Arab foreign ministers are to hold talks on Thursday on Israel's US-backed plans to annex key parts of the occupied West Bank.
Concern has mounted since Israel's right-wing prime minister Benjamin Netanyahu -- an outspoken advocate of annexing large parts of the Palestinian territory -- agreed to form a coalition with his centrist rival Benny Gantz.
The Netanyahu-Gantz agreement includes a framework for implementing annexations outlined in US president Donald Trump's controversial plan to resolve the Israeli-Palestinian conflict, unveiled at the White House in January.
Here are some key questions surrounding Israel's potential annexation moves, likely to inflame tensions in the volatile region.
What did Trump propose?
Trump, a staunch supporter of Israel, tapped his son-in-law and senior adviser Jared Kushner to forge a Middle East peace plan.
Kushner consulted widely with the Israelis on the initiative, but there was no input from the Palestinians after they cut all ties with the Trump administration accusing it of bias.
The Oslo peace accords of the 1990s gave the Palestinians self-rule in parts of the West Bank.
But some 60 per cent of the territory -- dubbed Area C -- remains under full Israeli civil and military control.
That includes all Israeli settlements and Trump's plan gives US support for their annexation.
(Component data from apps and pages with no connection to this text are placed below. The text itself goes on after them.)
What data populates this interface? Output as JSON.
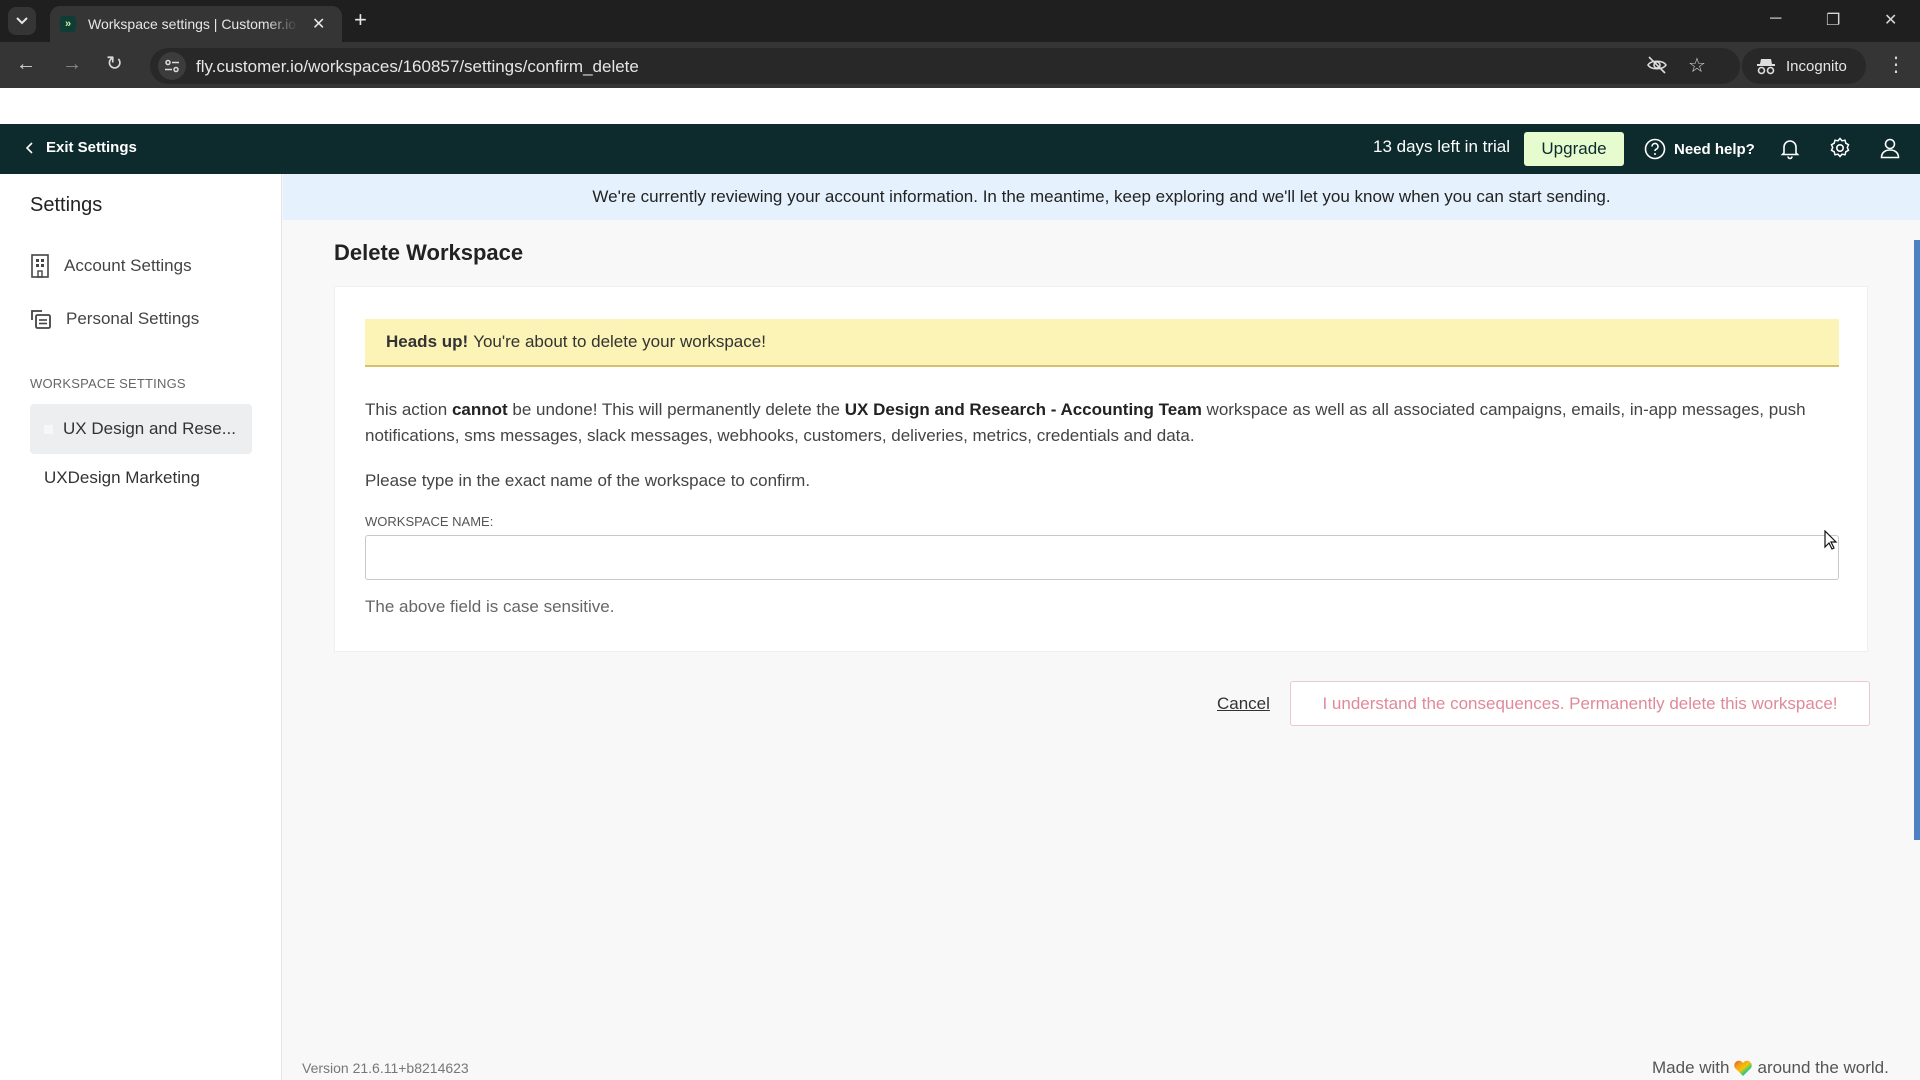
{
  "browser": {
    "tab_title": "Workspace settings | Customer.io",
    "favicon_glyph": "»",
    "url": "fly.customer.io/workspaces/160857/settings/confirm_delete",
    "incognito_label": "Incognito",
    "icons": {
      "tab_menu": "chevron-down-icon",
      "close_tab": "close-icon",
      "new_tab": "plus-icon",
      "back": "arrow-left-icon",
      "forward": "arrow-right-icon",
      "reload": "reload-icon",
      "site_info": "tune-icon",
      "tracking": "eye-off-icon",
      "bookmark": "star-icon",
      "menu": "kebab-icon",
      "minimize": "minimize-icon",
      "restore": "restore-icon",
      "close_window": "close-icon"
    }
  },
  "header": {
    "exit_label": "Exit Settings",
    "trial_text": "13 days left in trial",
    "upgrade_label": "Upgrade",
    "help_label": "Need help?",
    "accent_color": "#e6fccf",
    "background_color": "#0d2a2d"
  },
  "sidebar": {
    "title": "Settings",
    "items": [
      {
        "label": "Account Settings",
        "icon": "building-icon"
      },
      {
        "label": "Personal Settings",
        "icon": "cards-icon"
      }
    ],
    "section_label": "WORKSPACE SETTINGS",
    "workspaces": [
      {
        "label": "UX Design and Rese...",
        "active": true
      },
      {
        "label": "UXDesign Marketing",
        "active": false
      }
    ]
  },
  "banner": {
    "text": "We're currently reviewing your account information. In the meantime, keep exploring and we'll let you know when you can start sending."
  },
  "main": {
    "title": "Delete Workspace",
    "alert": {
      "strong": "Heads up!",
      "text": "You're about to delete your workspace!"
    },
    "description": {
      "part1": "This action ",
      "bold1": "cannot",
      "part2": " be undone! This will permanently delete the ",
      "workspace_name": "UX Design and Research - Accounting Team",
      "part3": " workspace as well as all associated campaigns, emails, in-app messages, push notifications, sms messages, slack messages, webhooks, customers, deliveries, metrics, credentials and data."
    },
    "prompt": "Please type in the exact name of the workspace to confirm.",
    "field_label": "WORKSPACE NAME:",
    "field_value": "",
    "field_placeholder": "",
    "hint": "The above field is case sensitive.",
    "cancel_label": "Cancel",
    "delete_label": "I understand the consequences. Permanently delete this workspace!"
  },
  "footer": {
    "version": "Version 21.6.11+b8214623",
    "made_with_pre": "Made with",
    "made_with_post": "around the world."
  }
}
It also offers US recognition for Israeli annexation of the Jordan Valley, a strategic strip along the Jordanian border that makes up around a third of the West Bank.
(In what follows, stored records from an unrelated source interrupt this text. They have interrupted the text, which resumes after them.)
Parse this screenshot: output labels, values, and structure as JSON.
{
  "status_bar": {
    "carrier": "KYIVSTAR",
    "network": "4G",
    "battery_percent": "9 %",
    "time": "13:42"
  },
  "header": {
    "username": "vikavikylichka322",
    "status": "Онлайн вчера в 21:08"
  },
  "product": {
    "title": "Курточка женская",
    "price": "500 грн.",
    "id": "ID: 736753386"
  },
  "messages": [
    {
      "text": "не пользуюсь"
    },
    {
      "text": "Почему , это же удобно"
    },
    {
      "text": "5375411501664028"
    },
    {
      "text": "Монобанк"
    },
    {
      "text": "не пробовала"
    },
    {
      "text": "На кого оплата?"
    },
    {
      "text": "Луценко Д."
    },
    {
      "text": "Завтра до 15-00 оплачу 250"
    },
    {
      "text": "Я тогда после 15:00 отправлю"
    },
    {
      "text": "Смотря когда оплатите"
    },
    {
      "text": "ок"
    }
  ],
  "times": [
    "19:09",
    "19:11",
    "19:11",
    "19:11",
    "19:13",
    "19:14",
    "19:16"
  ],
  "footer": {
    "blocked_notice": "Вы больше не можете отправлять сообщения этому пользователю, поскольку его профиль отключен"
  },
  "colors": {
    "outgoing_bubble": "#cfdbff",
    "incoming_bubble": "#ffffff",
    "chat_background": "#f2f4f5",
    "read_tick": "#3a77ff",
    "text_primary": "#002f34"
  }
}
Trump's plan provides for the creation of a Palestinian state in the remainder of the West Bank, including the city of Ramallah where president Mahmud Abbas is based, and in the Gaza Strip, which is controlled by Abbas rivals Hamas.
Israel seized control of the West Bank, including east Jerusalem, in the Six-Day War of 1967 and has occupied it ever since.
More than 600,000 Israelis live in settlements constructed in the territory, which Palestinians regard as the mainstay of their future state.
The settlements are considered illegal under international law because they were built under military occupation.
How the US position evolved?
Kushner has said Washington wants an Israeli government in place that could work with the US on implementation of Trump's plan.
The Jewish state had been without a stable government since December 2018.
The Netanyahu-Gantz deal, sealed on 20 April after three inconclusive elections, looks set to end the stalemate.
The United States said Monday it was ready to recognise Israel's annexation of much of the West Bank but asked the new unity government also to negotiate with the Palestinians.
"We are prepared to recognise Israeli actions," a State Department spokesperson said.
The step would be "in the context of the government of Israel agreeing to negotiate with the Palestinians along the lines set forth in president Trump's Vision", she said.
What have Gantz, Netanyahu agreed?
Netanyahu has lauded the Trump plan as a "historic" opportunity for Israel.
Gantz, a former armed forces chief, has also praised the initiative but raised concern about Israel acting unilaterally.
Apart from the US, no country has publicly backed the annexation plans.
Under the three-year coalition agreement, which is due to be approved by parliament in the coming days, Netanyahu will serve as premier for 18 months, with Gantz as his alternate.
They will swap at the mid-way point.
On the Trump plan, the coalition deal states: "The prime minister and alternate prime minister will act together and in a coordinated manner in full agreement with the United States."
They will also conduct "international dialogue on the issue, while pursuing the security and strategic interests of the State of Israel, including the need for maintaining regional stability, maintaining peace agreements and striving for future peace agreements".
It says the premier can bring the Trump annexation plan to the cabinet and parliament for "debate and approval" from 1 July.
Israeli media have suggested the initial annexation may be only partial -- possibly starting with Maale Adumim, a large settlement on the eastern outskirts of Jerusalem.
What will it entail?
Around 65,000 Palestinians live in the Jordan Valley, along with fewer than 10,000 Israelis.
It is not clear whether those Palestinians will be given Israeli documents.
That number excludes the ancient city of Jericho, the largest Palestinian town in the area, which is already under Palestinian self-rule as stipulated in the Oslo accords.
It will potentially be left as an enclave, entirely surrounded by Israeli-annexed territory.
How have Palestinians responded?
The Palestinians condemned Israel's new "annexation government".
"(Annexation) means ending the two-state solution and the dismantling of the rights of the people of Palestine," Palestinian prime minister Mohammed Shtayyeh tweeted.
President Mahmud Abbas threatened to rip up all agreements with Israel.
The UN special envoy said that annexation would "constitute a serious violation of international law (and) deal a devastating blow to the two-state solution".
There have been suggestions the Palestinians could call on Russia to intervene.
The 22-member Arab League -- just two of whose members, Egypt and Jordan, have peace treaties with Israel -- has called Thursday's virtual meeting to discuss how to galvanise international opposition.